Eileen Abbott at The Hill:
Some 87 percent of autistic adults live with their parents, according to the Autism Housing Network, and almost 1,000,000 of those live with family caretakers that are older than the age of 60. But what happens when the parents die?
Integrated communities are now emerging nationally as a possible solution where both neurotypical and developmentally disabled residents share living space in an opportunity to thrive together.
A housing model that best illustrates this is the Faison Residence in Virginia’s capital city. Located off West Broad Street in Richmond, the apartment complex dedicates one-third of its 45 units for adults with autism and other developmental differences.
“The Faison Residence is designed to develop and foster natural relationships between individuals in our program and members of their community,” says Director of Adult & Residential Services Matthew Osborne, in an interview with Changing America. “Our program apartments are scattered throughout the building, so their neighbors truly are their community.”

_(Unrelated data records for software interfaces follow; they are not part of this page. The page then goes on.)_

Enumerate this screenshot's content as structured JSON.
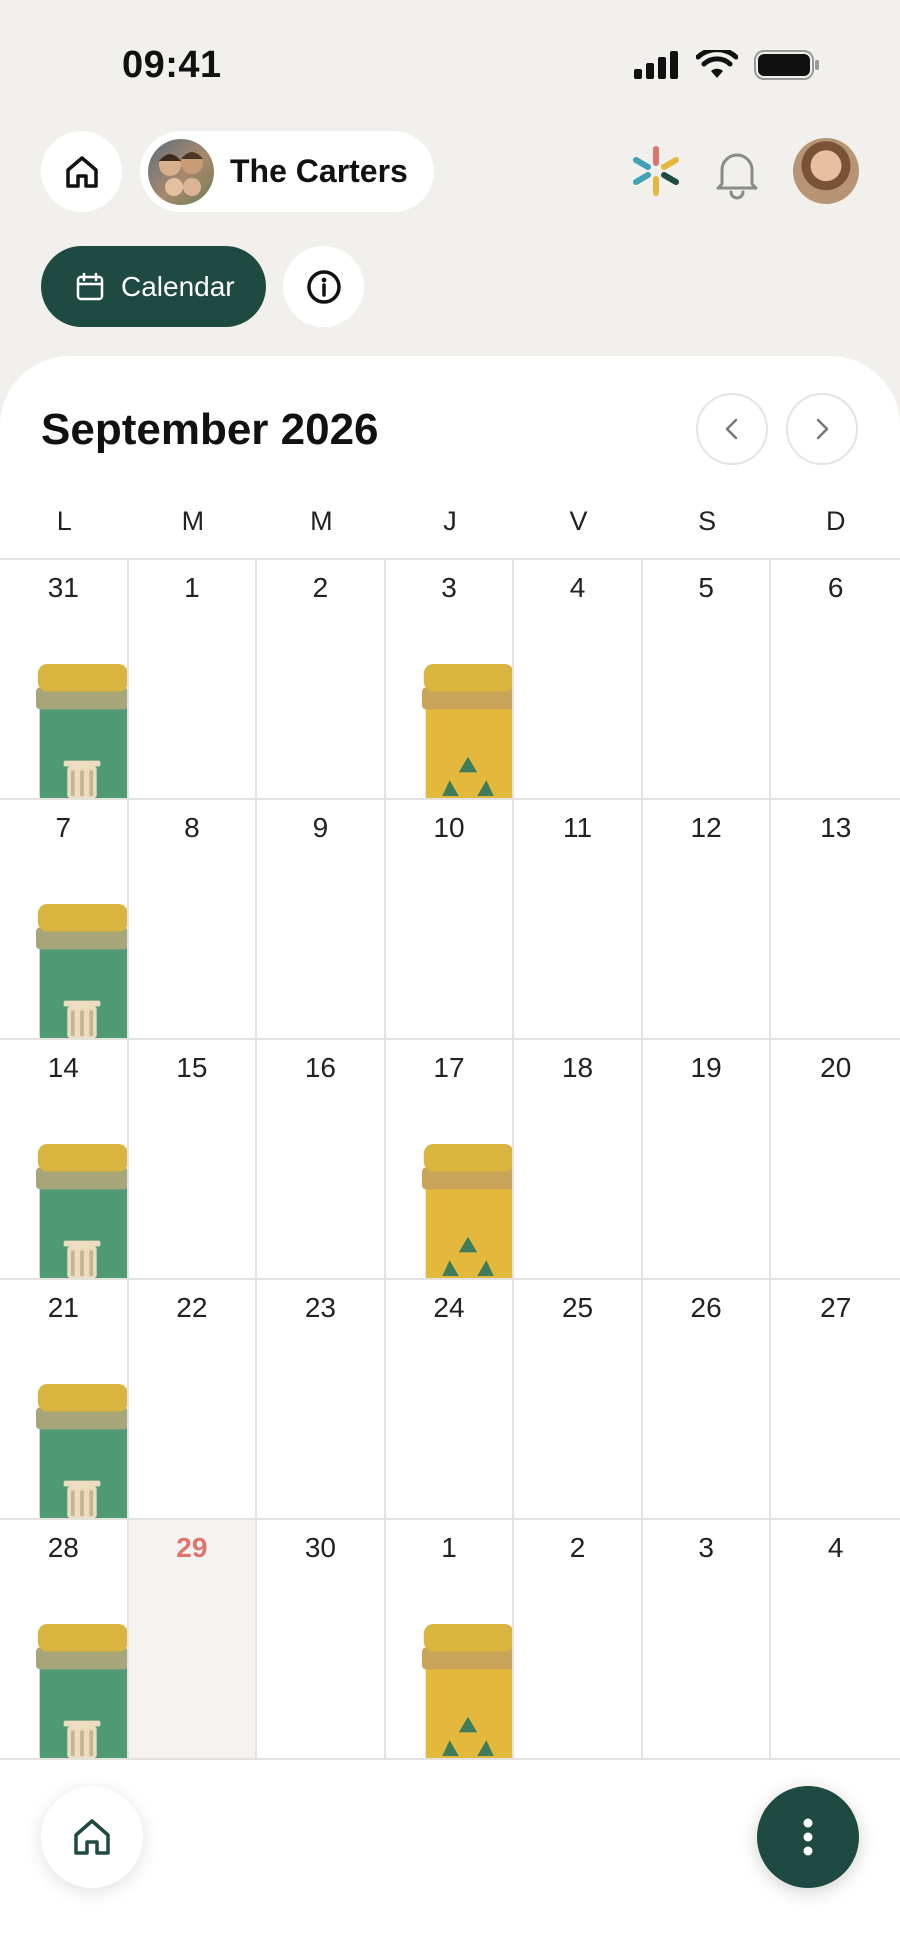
{
  "status_bar": {
    "time": "09:41"
  },
  "header": {
    "family_name": "The Carters",
    "calendar_label": "Calendar"
  },
  "calendar": {
    "month_title": "September 2026",
    "weekdays": [
      "L",
      "M",
      "M",
      "J",
      "V",
      "S",
      "D"
    ],
    "weeks": [
      [
        "31",
        "1",
        "2",
        "3",
        "4",
        "5",
        "6"
      ],
      [
        "7",
        "8",
        "9",
        "10",
        "11",
        "12",
        "13"
      ],
      [
        "14",
        "15",
        "16",
        "17",
        "18",
        "19",
        "20"
      ],
      [
        "21",
        "22",
        "23",
        "24",
        "25",
        "26",
        "27"
      ],
      [
        "28",
        "29",
        "30",
        "1",
        "2",
        "3",
        "4"
      ]
    ],
    "today": "29",
    "bins": [
      {
        "week": 0,
        "day": 0,
        "type": "general-waste-bin-icon"
      },
      {
        "week": 0,
        "day": 3,
        "type": "recycling-bin-icon"
      },
      {
        "week": 1,
        "day": 0,
        "type": "general-waste-bin-icon"
      },
      {
        "week": 2,
        "day": 0,
        "type": "general-waste-bin-icon"
      },
      {
        "week": 2,
        "day": 3,
        "type": "recycling-bin-icon"
      },
      {
        "week": 3,
        "day": 0,
        "type": "general-waste-bin-icon"
      },
      {
        "week": 4,
        "day": 0,
        "type": "general-waste-bin-icon"
      },
      {
        "week": 4,
        "day": 3,
        "type": "recycling-bin-icon"
      }
    ]
  },
  "colors": {
    "accent": "#1f4a42",
    "today": "#e0736b",
    "background": "#f1f0ed",
    "green_bin": "#4f9a74",
    "yellow_bin": "#e4b83c"
  }
}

Adults with autism tend to fall through the cracks, according to the Autism Housing Network. Less than 3 percent of autism research funding is for adult issues — even though autistic children grow up to be autistic adults. More than 75 percent of autistic adults report their top concern in securing housing is not being able to afford it. According to the National Conference of State Legislatures, unemployment rates for people with disabilities are higher across all education levels compared to those without a disability.